▶ Records for the exercise:
───

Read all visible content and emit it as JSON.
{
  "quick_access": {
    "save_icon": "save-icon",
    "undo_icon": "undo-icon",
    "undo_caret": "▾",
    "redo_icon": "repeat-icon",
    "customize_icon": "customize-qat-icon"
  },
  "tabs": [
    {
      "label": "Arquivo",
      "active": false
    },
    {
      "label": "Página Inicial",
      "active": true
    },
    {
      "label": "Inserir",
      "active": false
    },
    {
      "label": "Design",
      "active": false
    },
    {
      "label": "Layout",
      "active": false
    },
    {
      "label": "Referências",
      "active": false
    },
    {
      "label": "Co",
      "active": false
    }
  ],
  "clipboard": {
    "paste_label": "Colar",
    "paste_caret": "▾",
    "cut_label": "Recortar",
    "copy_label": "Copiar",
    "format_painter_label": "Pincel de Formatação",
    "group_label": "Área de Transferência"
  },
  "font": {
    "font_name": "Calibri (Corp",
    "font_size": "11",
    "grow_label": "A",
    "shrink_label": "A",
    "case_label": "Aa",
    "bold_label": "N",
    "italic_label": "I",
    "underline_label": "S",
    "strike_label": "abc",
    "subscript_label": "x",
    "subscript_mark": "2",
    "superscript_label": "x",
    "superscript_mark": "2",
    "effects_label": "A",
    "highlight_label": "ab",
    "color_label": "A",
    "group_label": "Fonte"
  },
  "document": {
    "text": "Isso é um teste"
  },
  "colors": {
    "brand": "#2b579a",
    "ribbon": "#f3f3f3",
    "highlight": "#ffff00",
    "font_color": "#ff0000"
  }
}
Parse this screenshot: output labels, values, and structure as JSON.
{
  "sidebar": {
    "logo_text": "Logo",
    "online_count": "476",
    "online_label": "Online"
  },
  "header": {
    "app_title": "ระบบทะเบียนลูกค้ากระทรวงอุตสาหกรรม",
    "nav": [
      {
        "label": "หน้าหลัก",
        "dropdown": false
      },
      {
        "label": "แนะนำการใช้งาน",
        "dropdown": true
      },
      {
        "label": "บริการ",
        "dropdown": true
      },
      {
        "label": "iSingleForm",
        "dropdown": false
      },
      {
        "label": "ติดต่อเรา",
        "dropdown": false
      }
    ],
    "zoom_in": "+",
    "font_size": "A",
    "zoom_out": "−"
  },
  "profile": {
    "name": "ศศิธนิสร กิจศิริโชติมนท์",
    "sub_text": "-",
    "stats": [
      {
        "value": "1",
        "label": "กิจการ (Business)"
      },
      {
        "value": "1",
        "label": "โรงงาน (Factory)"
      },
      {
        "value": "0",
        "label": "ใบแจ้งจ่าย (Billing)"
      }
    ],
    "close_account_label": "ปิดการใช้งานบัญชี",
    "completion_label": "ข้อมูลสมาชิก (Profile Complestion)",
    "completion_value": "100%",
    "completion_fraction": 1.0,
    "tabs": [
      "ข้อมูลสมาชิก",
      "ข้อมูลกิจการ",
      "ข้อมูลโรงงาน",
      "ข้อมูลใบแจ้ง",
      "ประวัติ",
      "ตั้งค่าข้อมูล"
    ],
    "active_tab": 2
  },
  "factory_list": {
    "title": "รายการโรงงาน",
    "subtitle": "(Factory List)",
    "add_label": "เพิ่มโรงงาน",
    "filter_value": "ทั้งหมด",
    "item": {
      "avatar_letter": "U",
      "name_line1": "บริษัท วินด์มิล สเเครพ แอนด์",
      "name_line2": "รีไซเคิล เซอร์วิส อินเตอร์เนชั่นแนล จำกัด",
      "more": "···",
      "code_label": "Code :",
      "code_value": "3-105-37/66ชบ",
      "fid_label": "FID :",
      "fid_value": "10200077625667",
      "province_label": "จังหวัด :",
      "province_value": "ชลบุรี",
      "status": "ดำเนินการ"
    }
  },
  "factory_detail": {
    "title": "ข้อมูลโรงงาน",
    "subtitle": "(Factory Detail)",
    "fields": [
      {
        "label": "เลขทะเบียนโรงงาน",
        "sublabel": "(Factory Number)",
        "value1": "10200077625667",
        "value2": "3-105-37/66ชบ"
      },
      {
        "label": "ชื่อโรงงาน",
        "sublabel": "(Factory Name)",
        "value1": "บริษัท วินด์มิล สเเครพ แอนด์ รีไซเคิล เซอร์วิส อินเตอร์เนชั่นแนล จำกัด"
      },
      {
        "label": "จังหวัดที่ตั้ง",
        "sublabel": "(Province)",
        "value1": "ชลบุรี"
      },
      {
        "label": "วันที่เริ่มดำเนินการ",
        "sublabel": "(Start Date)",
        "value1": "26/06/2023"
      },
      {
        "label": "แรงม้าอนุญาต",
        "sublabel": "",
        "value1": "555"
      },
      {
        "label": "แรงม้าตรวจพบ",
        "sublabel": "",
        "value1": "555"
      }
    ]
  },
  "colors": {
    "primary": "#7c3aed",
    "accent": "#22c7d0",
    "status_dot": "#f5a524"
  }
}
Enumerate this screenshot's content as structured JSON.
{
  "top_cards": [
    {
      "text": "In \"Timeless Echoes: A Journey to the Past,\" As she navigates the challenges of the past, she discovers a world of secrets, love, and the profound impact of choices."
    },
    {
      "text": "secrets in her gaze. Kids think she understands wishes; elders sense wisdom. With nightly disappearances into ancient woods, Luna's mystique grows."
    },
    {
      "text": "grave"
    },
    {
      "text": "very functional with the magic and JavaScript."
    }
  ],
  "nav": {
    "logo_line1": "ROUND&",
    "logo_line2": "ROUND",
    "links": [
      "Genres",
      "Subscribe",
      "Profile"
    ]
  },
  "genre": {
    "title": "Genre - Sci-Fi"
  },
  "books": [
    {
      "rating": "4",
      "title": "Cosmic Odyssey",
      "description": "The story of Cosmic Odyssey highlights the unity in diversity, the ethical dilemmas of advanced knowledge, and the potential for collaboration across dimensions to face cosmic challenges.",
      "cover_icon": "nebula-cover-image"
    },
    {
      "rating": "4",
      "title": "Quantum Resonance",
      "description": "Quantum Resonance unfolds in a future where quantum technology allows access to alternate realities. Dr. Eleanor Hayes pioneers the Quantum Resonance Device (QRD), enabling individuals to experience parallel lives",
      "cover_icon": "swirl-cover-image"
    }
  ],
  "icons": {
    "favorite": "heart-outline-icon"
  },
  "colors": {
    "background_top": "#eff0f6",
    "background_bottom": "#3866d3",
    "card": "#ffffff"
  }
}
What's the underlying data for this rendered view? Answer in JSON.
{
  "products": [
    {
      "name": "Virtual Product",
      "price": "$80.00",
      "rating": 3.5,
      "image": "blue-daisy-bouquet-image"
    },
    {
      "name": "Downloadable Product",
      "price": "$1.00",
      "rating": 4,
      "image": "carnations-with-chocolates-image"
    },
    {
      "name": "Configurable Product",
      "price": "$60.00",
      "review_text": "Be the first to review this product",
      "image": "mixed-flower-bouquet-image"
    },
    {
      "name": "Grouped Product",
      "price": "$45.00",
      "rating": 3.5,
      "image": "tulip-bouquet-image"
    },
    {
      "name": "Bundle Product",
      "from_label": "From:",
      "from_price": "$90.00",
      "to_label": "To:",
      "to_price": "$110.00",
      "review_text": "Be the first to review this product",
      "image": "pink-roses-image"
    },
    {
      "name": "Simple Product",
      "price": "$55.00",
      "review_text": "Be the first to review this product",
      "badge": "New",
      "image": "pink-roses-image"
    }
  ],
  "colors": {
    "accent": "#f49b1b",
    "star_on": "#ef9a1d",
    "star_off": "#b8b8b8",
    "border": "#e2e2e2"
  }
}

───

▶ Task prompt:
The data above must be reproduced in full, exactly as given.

▶ Expected answer:
Read all visible content and emit it as JSON.
{
  "quick_access": {
    "save_icon": "save-icon",
    "undo_icon": "undo-icon",
    "undo_caret": "▾",
    "redo_icon": "repeat-icon",
    "customize_icon": "customize-qat-icon"
  },
  "tabs": [
    {
      "label": "Arquivo",
      "active": false
    },
    {
      "label": "Página Inicial",
      "active": true
    },
    {
      "label": "Inserir",
      "active": false
    },
    {
      "label": "Design",
      "active": false
    },
    {
      "label": "Layout",
      "active": false
    },
    {
      "label": "Referências",
      "active": false
    },
    {
      "label": "Co",
      "active": false
    }
  ],
  "clipboard": {
    "paste_label": "Colar",
    "paste_caret": "▾",
    "cut_label": "Recortar",
    "copy_label": "Copiar",
    "format_painter_label": "Pincel de Formatação",
    "group_label": "Área de Transferência"
  },
  "font": {
    "font_name": "Calibri (Corp",
    "font_size": "11",
    "grow_label": "A",
    "shrink_label": "A",
    "case_label": "Aa",
    "bold_label": "N",
    "italic_label": "I",
    "underline_label": "S",
    "strike_label": "abc",
    "subscript_label": "x",
    "subscript_mark": "2",
    "superscript_label": "x",
    "superscript_mark": "2",
    "effects_label": "A",
    "highlight_label": "ab",
    "color_label": "A",
    "group_label": "Fonte"
  },
  "document": {
    "text": "Isso é um teste"
  },
  "colors": {
    "brand": "#2b579a",
    "ribbon": "#f3f3f3",
    "highlight": "#ffff00",
    "font_color": "#ff0000"
  }
}
Parse this screenshot: output labels, values, and structure as JSON.
{
  "sidebar": {
    "logo_text": "Logo",
    "online_count": "476",
    "online_label": "Online"
  },
  "header": {
    "app_title": "ระบบทะเบียนลูกค้ากระทรวงอุตสาหกรรม",
    "nav": [
      {
        "label": "หน้าหลัก",
        "dropdown": false
      },
      {
        "label": "แนะนำการใช้งาน",
        "dropdown": true
      },
      {
        "label": "บริการ",
        "dropdown": true
      },
      {
        "label": "iSingleForm",
        "dropdown": false
      },
      {
        "label": "ติดต่อเรา",
        "dropdown": false
      }
    ],
    "zoom_in": "+",
    "font_size": "A",
    "zoom_out": "−"
  },
  "profile": {
    "name": "ศศิธนิสร กิจศิริโชติมนท์",
    "sub_text": "-",
    "stats": [
      {
        "value": "1",
        "label": "กิจการ (Business)"
      },
      {
        "value": "1",
        "label": "โรงงาน (Factory)"
      },
      {
        "value": "0",
        "label": "ใบแจ้งจ่าย (Billing)"
      }
    ],
    "close_account_label": "ปิดการใช้งานบัญชี",
    "completion_label": "ข้อมูลสมาชิก (Profile Complestion)",
    "completion_value": "100%",
    "completion_fraction": 1.0,
    "tabs": [
      "ข้อมูลสมาชิก",
      "ข้อมูลกิจการ",
      "ข้อมูลโรงงาน",
      "ข้อมูลใบแจ้ง",
      "ประวัติ",
      "ตั้งค่าข้อมูล"
    ],
    "active_tab": 2
  },
  "factory_list": {
    "title": "รายการโรงงาน",
    "subtitle": "(Factory List)",
    "add_label": "เพิ่มโรงงาน",
    "filter_value": "ทั้งหมด",
    "item": {
      "avatar_letter": "U",
      "name_line1": "บริษัท วินด์มิล สเเครพ แอนด์",
      "name_line2": "รีไซเคิล เซอร์วิส อินเตอร์เนชั่นแนล จำกัด",
      "more": "···",
      "code_label": "Code :",
      "code_value": "3-105-37/66ชบ",
      "fid_label": "FID :",
      "fid_value": "10200077625667",
      "province_label": "จังหวัด :",
      "province_value": "ชลบุรี",
      "status": "ดำเนินการ"
    }
  },
  "factory_detail": {
    "title": "ข้อมูลโรงงาน",
    "subtitle": "(Factory Detail)",
    "fields": [
      {
        "label": "เลขทะเบียนโรงงาน",
        "sublabel": "(Factory Number)",
        "value1": "10200077625667",
        "value2": "3-105-37/66ชบ"
      },
      {
        "label": "ชื่อโรงงาน",
        "sublabel": "(Factory Name)",
        "value1": "บริษัท วินด์มิล สเเครพ แอนด์ รีไซเคิล เซอร์วิส อินเตอร์เนชั่นแนล จำกัด"
      },
      {
        "label": "จังหวัดที่ตั้ง",
        "sublabel": "(Province)",
        "value1": "ชลบุรี"
      },
      {
        "label": "วันที่เริ่มดำเนินการ",
        "sublabel": "(Start Date)",
        "value1": "26/06/2023"
      },
      {
        "label": "แรงม้าอนุญาต",
        "sublabel": "",
        "value1": "555"
      },
      {
        "label": "แรงม้าตรวจพบ",
        "sublabel": "",
        "value1": "555"
      }
    ]
  },
  "colors": {
    "primary": "#7c3aed",
    "accent": "#22c7d0",
    "status_dot": "#f5a524"
  }
}
Enumerate this screenshot's content as structured JSON.
{
  "top_cards": [
    {
      "text": "In \"Timeless Echoes: A Journey to the Past,\" As she navigates the challenges of the past, she discovers a world of secrets, love, and the profound impact of choices."
    },
    {
      "text": "secrets in her gaze. Kids think she understands wishes; elders sense wisdom. With nightly disappearances into ancient woods, Luna's mystique grows."
    },
    {
      "text": "grave"
    },
    {
      "text": "very functional with the magic and JavaScript."
    }
  ],
  "nav": {
    "logo_line1": "ROUND&",
    "logo_line2": "ROUND",
    "links": [
      "Genres",
      "Subscribe",
      "Profile"
    ]
  },
  "genre": {
    "title": "Genre - Sci-Fi"
  },
  "books": [
    {
      "rating": "4",
      "title": "Cosmic Odyssey",
      "description": "The story of Cosmic Odyssey highlights the unity in diversity, the ethical dilemmas of advanced knowledge, and the potential for collaboration across dimensions to face cosmic challenges.",
      "cover_icon": "nebula-cover-image"
    },
    {
      "rating": "4",
      "title": "Quantum Resonance",
      "description": "Quantum Resonance unfolds in a future where quantum technology allows access to alternate realities. Dr. Eleanor Hayes pioneers the Quantum Resonance Device (QRD), enabling individuals to experience parallel lives",
      "cover_icon": "swirl-cover-image"
    }
  ],
  "icons": {
    "favorite": "heart-outline-icon"
  },
  "colors": {
    "background_top": "#eff0f6",
    "background_bottom": "#3866d3",
    "card": "#ffffff"
  }
}
What's the underlying data for this rendered view? Answer in JSON.
{
  "products": [
    {
      "name": "Virtual Product",
      "price": "$80.00",
      "rating": 3.5,
      "image": "blue-daisy-bouquet-image"
    },
    {
      "name": "Downloadable Product",
      "price": "$1.00",
      "rating": 4,
      "image": "carnations-with-chocolates-image"
    },
    {
      "name": "Configurable Product",
      "price": "$60.00",
      "review_text": "Be the first to review this product",
      "image": "mixed-flower-bouquet-image"
    },
    {
      "name": "Grouped Product",
      "price": "$45.00",
      "rating": 3.5,
      "image": "tulip-bouquet-image"
    },
    {
      "name": "Bundle Product",
      "from_label": "From:",
      "from_price": "$90.00",
      "to_label": "To:",
      "to_price": "$110.00",
      "review_text": "Be the first to review this product",
      "image": "pink-roses-image"
    },
    {
      "name": "Simple Product",
      "price": "$55.00",
      "review_text": "Be the first to review this product",
      "badge": "New",
      "image": "pink-roses-image"
    }
  ],
  "colors": {
    "accent": "#f49b1b",
    "star_on": "#ef9a1d",
    "star_off": "#b8b8b8",
    "border": "#e2e2e2"
  }
}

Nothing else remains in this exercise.